Rampant inflation and an ongoing GDP contraction continue to dog Argentine President Mauricio Macri’s chances at getting re-elected this year, as his popular opponent Cristina Fernandez de Kirchner is leading a centre-left charge against his neo-liberal economic policies.
Kristian Rouz – Massive union demonstrations, sweeping blackouts, and a broader economy which is in a free fall paint a bleak picture for Argentina moving forward. The nation is bracing for a presidential election on 27 October, and voters are growing increasingly disgruntled with the laissez-faire economic policies of President Mauricio Macri.
Argentina is gradually sliding into the abyss of complete economic dysfunction, as the nation’s inflation rate hit 57.3 percent last month, while its economy has been in a recession since early 2018.
Ongoing economic turmoil appears to have weighed on Marci’s chances of getting re-elected this year, as aside from an International Monetary Fund (IMF) assistance programme, the embattled president has yet to come up with a sound plan to fix the ailing economy.
“In terms of positive image, Mauricio Macri stands at 29 percent, Roberto Lavagna at 32 percent and Cristina Fernandez de Kirchner at 34 percent. For the first time, she’s overtaken the president,” said Diego Reynoso, director of the Public Opinion Centre at Universidad de San Andres.

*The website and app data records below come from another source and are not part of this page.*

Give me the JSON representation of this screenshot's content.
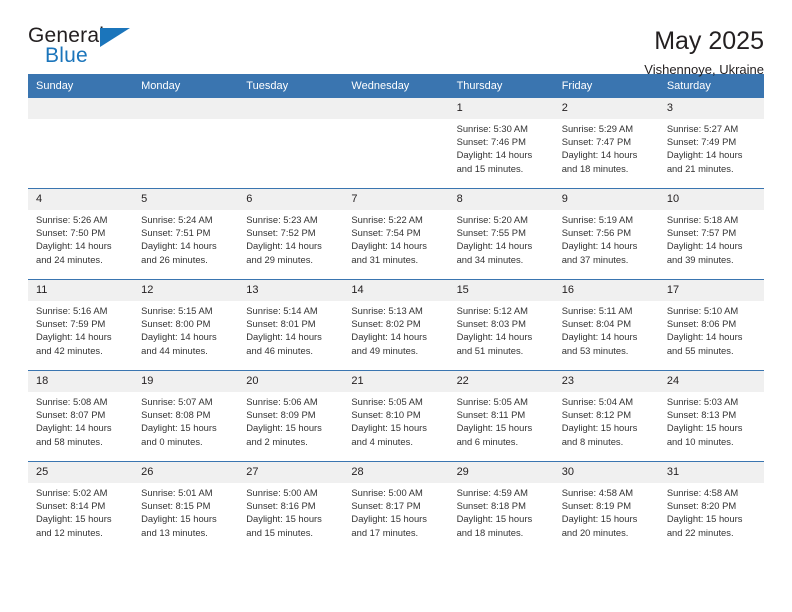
{
  "logo": {
    "word1": "General",
    "word2": "Blue",
    "triangle_color": "#1b75bb"
  },
  "header": {
    "title": "May 2025",
    "subtitle": "Vishennoye, Ukraine"
  },
  "theme": {
    "header_blue": "#3a75b0",
    "cell_band": "#f0f0f0",
    "text": "#231f20"
  },
  "calendar": {
    "weekday_headers": [
      "Sunday",
      "Monday",
      "Tuesday",
      "Wednesday",
      "Thursday",
      "Friday",
      "Saturday"
    ],
    "weeks": [
      [
        {
          "empty": true
        },
        {
          "empty": true
        },
        {
          "empty": true
        },
        {
          "empty": true
        },
        {
          "day": "1",
          "sunrise": "Sunrise: 5:30 AM",
          "sunset": "Sunset: 7:46 PM",
          "daylight1": "Daylight: 14 hours",
          "daylight2": "and 15 minutes."
        },
        {
          "day": "2",
          "sunrise": "Sunrise: 5:29 AM",
          "sunset": "Sunset: 7:47 PM",
          "daylight1": "Daylight: 14 hours",
          "daylight2": "and 18 minutes."
        },
        {
          "day": "3",
          "sunrise": "Sunrise: 5:27 AM",
          "sunset": "Sunset: 7:49 PM",
          "daylight1": "Daylight: 14 hours",
          "daylight2": "and 21 minutes."
        }
      ],
      [
        {
          "day": "4",
          "sunrise": "Sunrise: 5:26 AM",
          "sunset": "Sunset: 7:50 PM",
          "daylight1": "Daylight: 14 hours",
          "daylight2": "and 24 minutes."
        },
        {
          "day": "5",
          "sunrise": "Sunrise: 5:24 AM",
          "sunset": "Sunset: 7:51 PM",
          "daylight1": "Daylight: 14 hours",
          "daylight2": "and 26 minutes."
        },
        {
          "day": "6",
          "sunrise": "Sunrise: 5:23 AM",
          "sunset": "Sunset: 7:52 PM",
          "daylight1": "Daylight: 14 hours",
          "daylight2": "and 29 minutes."
        },
        {
          "day": "7",
          "sunrise": "Sunrise: 5:22 AM",
          "sunset": "Sunset: 7:54 PM",
          "daylight1": "Daylight: 14 hours",
          "daylight2": "and 31 minutes."
        },
        {
          "day": "8",
          "sunrise": "Sunrise: 5:20 AM",
          "sunset": "Sunset: 7:55 PM",
          "daylight1": "Daylight: 14 hours",
          "daylight2": "and 34 minutes."
        },
        {
          "day": "9",
          "sunrise": "Sunrise: 5:19 AM",
          "sunset": "Sunset: 7:56 PM",
          "daylight1": "Daylight: 14 hours",
          "daylight2": "and 37 minutes."
        },
        {
          "day": "10",
          "sunrise": "Sunrise: 5:18 AM",
          "sunset": "Sunset: 7:57 PM",
          "daylight1": "Daylight: 14 hours",
          "daylight2": "and 39 minutes."
        }
      ],
      [
        {
          "day": "11",
          "sunrise": "Sunrise: 5:16 AM",
          "sunset": "Sunset: 7:59 PM",
          "daylight1": "Daylight: 14 hours",
          "daylight2": "and 42 minutes."
        },
        {
          "day": "12",
          "sunrise": "Sunrise: 5:15 AM",
          "sunset": "Sunset: 8:00 PM",
          "daylight1": "Daylight: 14 hours",
          "daylight2": "and 44 minutes."
        },
        {
          "day": "13",
          "sunrise": "Sunrise: 5:14 AM",
          "sunset": "Sunset: 8:01 PM",
          "daylight1": "Daylight: 14 hours",
          "daylight2": "and 46 minutes."
        },
        {
          "day": "14",
          "sunrise": "Sunrise: 5:13 AM",
          "sunset": "Sunset: 8:02 PM",
          "daylight1": "Daylight: 14 hours",
          "daylight2": "and 49 minutes."
        },
        {
          "day": "15",
          "sunrise": "Sunrise: 5:12 AM",
          "sunset": "Sunset: 8:03 PM",
          "daylight1": "Daylight: 14 hours",
          "daylight2": "and 51 minutes."
        },
        {
          "day": "16",
          "sunrise": "Sunrise: 5:11 AM",
          "sunset": "Sunset: 8:04 PM",
          "daylight1": "Daylight: 14 hours",
          "daylight2": "and 53 minutes."
        },
        {
          "day": "17",
          "sunrise": "Sunrise: 5:10 AM",
          "sunset": "Sunset: 8:06 PM",
          "daylight1": "Daylight: 14 hours",
          "daylight2": "and 55 minutes."
        }
      ],
      [
        {
          "day": "18",
          "sunrise": "Sunrise: 5:08 AM",
          "sunset": "Sunset: 8:07 PM",
          "daylight1": "Daylight: 14 hours",
          "daylight2": "and 58 minutes."
        },
        {
          "day": "19",
          "sunrise": "Sunrise: 5:07 AM",
          "sunset": "Sunset: 8:08 PM",
          "daylight1": "Daylight: 15 hours",
          "daylight2": "and 0 minutes."
        },
        {
          "day": "20",
          "sunrise": "Sunrise: 5:06 AM",
          "sunset": "Sunset: 8:09 PM",
          "daylight1": "Daylight: 15 hours",
          "daylight2": "and 2 minutes."
        },
        {
          "day": "21",
          "sunrise": "Sunrise: 5:05 AM",
          "sunset": "Sunset: 8:10 PM",
          "daylight1": "Daylight: 15 hours",
          "daylight2": "and 4 minutes."
        },
        {
          "day": "22",
          "sunrise": "Sunrise: 5:05 AM",
          "sunset": "Sunset: 8:11 PM",
          "daylight1": "Daylight: 15 hours",
          "daylight2": "and 6 minutes."
        },
        {
          "day": "23",
          "sunrise": "Sunrise: 5:04 AM",
          "sunset": "Sunset: 8:12 PM",
          "daylight1": "Daylight: 15 hours",
          "daylight2": "and 8 minutes."
        },
        {
          "day": "24",
          "sunrise": "Sunrise: 5:03 AM",
          "sunset": "Sunset: 8:13 PM",
          "daylight1": "Daylight: 15 hours",
          "daylight2": "and 10 minutes."
        }
      ],
      [
        {
          "day": "25",
          "sunrise": "Sunrise: 5:02 AM",
          "sunset": "Sunset: 8:14 PM",
          "daylight1": "Daylight: 15 hours",
          "daylight2": "and 12 minutes."
        },
        {
          "day": "26",
          "sunrise": "Sunrise: 5:01 AM",
          "sunset": "Sunset: 8:15 PM",
          "daylight1": "Daylight: 15 hours",
          "daylight2": "and 13 minutes."
        },
        {
          "day": "27",
          "sunrise": "Sunrise: 5:00 AM",
          "sunset": "Sunset: 8:16 PM",
          "daylight1": "Daylight: 15 hours",
          "daylight2": "and 15 minutes."
        },
        {
          "day": "28",
          "sunrise": "Sunrise: 5:00 AM",
          "sunset": "Sunset: 8:17 PM",
          "daylight1": "Daylight: 15 hours",
          "daylight2": "and 17 minutes."
        },
        {
          "day": "29",
          "sunrise": "Sunrise: 4:59 AM",
          "sunset": "Sunset: 8:18 PM",
          "daylight1": "Daylight: 15 hours",
          "daylight2": "and 18 minutes."
        },
        {
          "day": "30",
          "sunrise": "Sunrise: 4:58 AM",
          "sunset": "Sunset: 8:19 PM",
          "daylight1": "Daylight: 15 hours",
          "daylight2": "and 20 minutes."
        },
        {
          "day": "31",
          "sunrise": "Sunrise: 4:58 AM",
          "sunset": "Sunset: 8:20 PM",
          "daylight1": "Daylight: 15 hours",
          "daylight2": "and 22 minutes."
        }
      ]
    ]
  }
}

Macri is seen as a centre-right, pro-business president, who is also friends with US President Donald Trump – according to Trump himself.
Meanwhile, Macri’s top contenders this autumn are Roberto Lavagna, a moderate candidate, who is not opposed to increasing state intervention in the national economy, and the centre-left – and hugely popular – senator and former president Fernandez de Kirchner.
Kirchner is running for Vice President this time; she is the running mate of presidential candidate Alberto Fernandez (the two aren’t related).
In this light, Macri is facing a tough challenge, which some refer to as a possible return of the ‘Kirchnerismo’ – a form of state capitalism with solid social guarantees, and an emphasis on self-reliance in international economic affairs.
Some say Macri’s business-friendly and free-market stance has wrought a level of desperation and abandon in Argentine economy commensurate in scale with the well-publicised effects of the socialist experiments of the left-wing governments in Venezuela and South Africa.
Others blame Kirchner’s presidency that ended in 2015, and even her campaign this year for Argentina’s present-day problems. However, most such claims lack credible evidence most of the time.
However, Macri cabinet officials continue their attempts to reassure the public and investors that the government has the situation under control – despite macroeconomic data casting doubt over such statements.
“We are beginning to emerge from the crisis”, Macri’s Economy Minister Nicolás Dujovne says. “We hope that by restoring order, tranquillity and activity to the economy, we’ll allow voters to appreciate our reforms.”
Top contenders for the Argentine presidency are required to confirm their candidacies by 22 June by law, after which this year’s electoral season will move into its most intense phase.
While it remains unclear if Macri still has a chance to stay in power, some experts say the election will be decided by centrist voters. This expansive group, they say, might oppose a return of Kirchnerismo more than they disapprove of the current administration’s handling – or mishandling – of the economy.
However, if most centrists believe that leftist populism is less of a concern than a protracted recession, it appears highly possible that the Fernandez-Fernandez duo could ascend to power.